Building Commissioner Tim Neyhart said the inn was recently granted a liquor license, and the new center will have a kitchen for catering and provide the town with much-needed facilities for meetings, conventions, and events. “We didn’t have a place where people could hold large weddings,” he said, explaining that, although many couples use the Marriott Hotel, its capacity is limited to 125 people.
“There are already weddings booked in the new conference center, and the large space will also allow the U.S. Fish and Wildlife office to hold conventions there,” he told BusinessWest, adding that its District 5 office is in Hadley. “They use the Marriott for meetings all the time, but the space there is limited.”
There are also three solar projects in the works in Hadley. Neyhart said two are being reviewed by the planning board, while the third involves a pilot program with NexAmp Hadley Solar LLC, which has obtained permits to built a 2.9-megawatt facility on Mill Valley Road.
The solar company and the Hampshire Council of Governments have partnered to form an agreement that is still being reviewed. It would provide Hadley with a discount rate on electricity in lieu of taxes from NexAmp over a 20-year period. If it is passed, Nixon said, it could result in a 21% reduction in the cost of municipal electricity in Hadley, or about $600,000 over two decades.
He explained that the energy NexAmp will generate will be fed into a network that will earn the company credits from Western Massachusetts Electric Co. The credits would then be sold to the Hampshire Council of Governments, which would apply them to the town’s electric bill.
The town is also looking to widen Route 9, although that project is still in the feasibility stage. “We’re also taking concrete steps to improve our water and sewer systems. They will be upgraded over the next 10 years,” Nixon said.
And although there is available space for new business to be established along Route 9, many existing businesses have reinvented themselves to keep up with the times. Nixon cites the former Mountain Farms Mall as an example. “It was in pretty bad shape about 20 years ago, with vacant storefronts and a blacktop that was in terrible condition.”
But the former traditional mall has been transformed into a large strip mall, which is home to Whole Foods, Barnes & Noble, and other thriving businesses. “It has become a very, very vibrant shopping area,” he said.
Hadley also caters to many startup companies, which get help from the UMass Amherst Family Business Center on Venture Way. “They are able to thrive because we have an educated workforce, the infrastructure capacity for new businesses, and the zoning to develop it,” Nixon said.
Although the town welcomes business growth, the provisions its leaders have taken to ensure that the landscape remains unsullied is part of its character.
“The goal has always been about maintaining balance,” Nixon reiterated. “Hadley is blessed with a strong and vibrant commercial center, but also has wonderful residential villages and the bike path, which is 300 yards off of Route 9, that illustrates the balance of life here. One side has a view of open land, while the other is home to restaurants, auto-service stations, and stores.”
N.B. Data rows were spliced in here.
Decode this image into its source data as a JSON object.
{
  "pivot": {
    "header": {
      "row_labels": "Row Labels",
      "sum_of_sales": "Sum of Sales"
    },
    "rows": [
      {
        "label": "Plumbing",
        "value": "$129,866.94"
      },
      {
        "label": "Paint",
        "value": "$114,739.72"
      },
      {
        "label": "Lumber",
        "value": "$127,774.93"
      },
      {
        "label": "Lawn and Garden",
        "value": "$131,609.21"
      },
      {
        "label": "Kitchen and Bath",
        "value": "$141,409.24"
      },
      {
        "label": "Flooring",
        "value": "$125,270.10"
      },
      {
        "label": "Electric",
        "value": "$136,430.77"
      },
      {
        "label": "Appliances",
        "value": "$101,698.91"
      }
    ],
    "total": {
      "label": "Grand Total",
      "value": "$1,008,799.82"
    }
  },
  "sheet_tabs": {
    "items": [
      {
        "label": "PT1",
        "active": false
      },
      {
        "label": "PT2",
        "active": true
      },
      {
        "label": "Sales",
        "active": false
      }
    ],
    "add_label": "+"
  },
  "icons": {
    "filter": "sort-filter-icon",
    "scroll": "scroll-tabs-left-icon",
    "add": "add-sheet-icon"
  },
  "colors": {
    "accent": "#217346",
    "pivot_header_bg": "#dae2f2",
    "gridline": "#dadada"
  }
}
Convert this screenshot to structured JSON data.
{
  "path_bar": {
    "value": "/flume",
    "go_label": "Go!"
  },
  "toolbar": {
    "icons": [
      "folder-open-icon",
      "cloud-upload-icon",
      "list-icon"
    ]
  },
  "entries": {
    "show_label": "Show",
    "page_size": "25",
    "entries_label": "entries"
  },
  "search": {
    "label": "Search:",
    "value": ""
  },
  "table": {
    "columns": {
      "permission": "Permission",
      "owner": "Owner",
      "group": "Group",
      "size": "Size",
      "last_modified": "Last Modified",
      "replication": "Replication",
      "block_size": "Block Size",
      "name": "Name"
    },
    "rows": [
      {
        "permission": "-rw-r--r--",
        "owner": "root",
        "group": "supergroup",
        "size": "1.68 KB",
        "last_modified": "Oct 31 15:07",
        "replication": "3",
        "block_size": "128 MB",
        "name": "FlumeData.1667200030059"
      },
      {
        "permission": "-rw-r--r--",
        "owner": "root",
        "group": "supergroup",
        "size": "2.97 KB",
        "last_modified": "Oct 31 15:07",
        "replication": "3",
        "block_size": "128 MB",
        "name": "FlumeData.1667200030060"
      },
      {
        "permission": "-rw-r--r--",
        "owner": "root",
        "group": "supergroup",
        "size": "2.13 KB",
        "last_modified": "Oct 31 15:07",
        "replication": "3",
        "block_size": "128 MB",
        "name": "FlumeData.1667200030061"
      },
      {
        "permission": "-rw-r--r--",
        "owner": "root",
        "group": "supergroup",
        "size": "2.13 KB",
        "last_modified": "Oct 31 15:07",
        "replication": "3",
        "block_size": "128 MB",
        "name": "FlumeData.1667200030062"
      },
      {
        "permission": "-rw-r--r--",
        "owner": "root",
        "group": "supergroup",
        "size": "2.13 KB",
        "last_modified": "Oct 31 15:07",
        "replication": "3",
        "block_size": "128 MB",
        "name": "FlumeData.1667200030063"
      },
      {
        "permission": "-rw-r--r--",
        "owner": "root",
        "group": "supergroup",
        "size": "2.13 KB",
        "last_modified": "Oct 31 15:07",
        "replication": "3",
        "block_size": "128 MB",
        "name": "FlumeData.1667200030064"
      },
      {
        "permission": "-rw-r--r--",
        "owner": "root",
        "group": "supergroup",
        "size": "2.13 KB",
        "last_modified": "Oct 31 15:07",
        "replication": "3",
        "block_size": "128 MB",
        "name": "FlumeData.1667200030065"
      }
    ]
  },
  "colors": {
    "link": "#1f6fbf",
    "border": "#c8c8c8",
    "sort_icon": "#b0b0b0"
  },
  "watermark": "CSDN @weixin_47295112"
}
That combination is a proven recipe for success, making the town a place that honors its agrarian past while keeping pace with the future.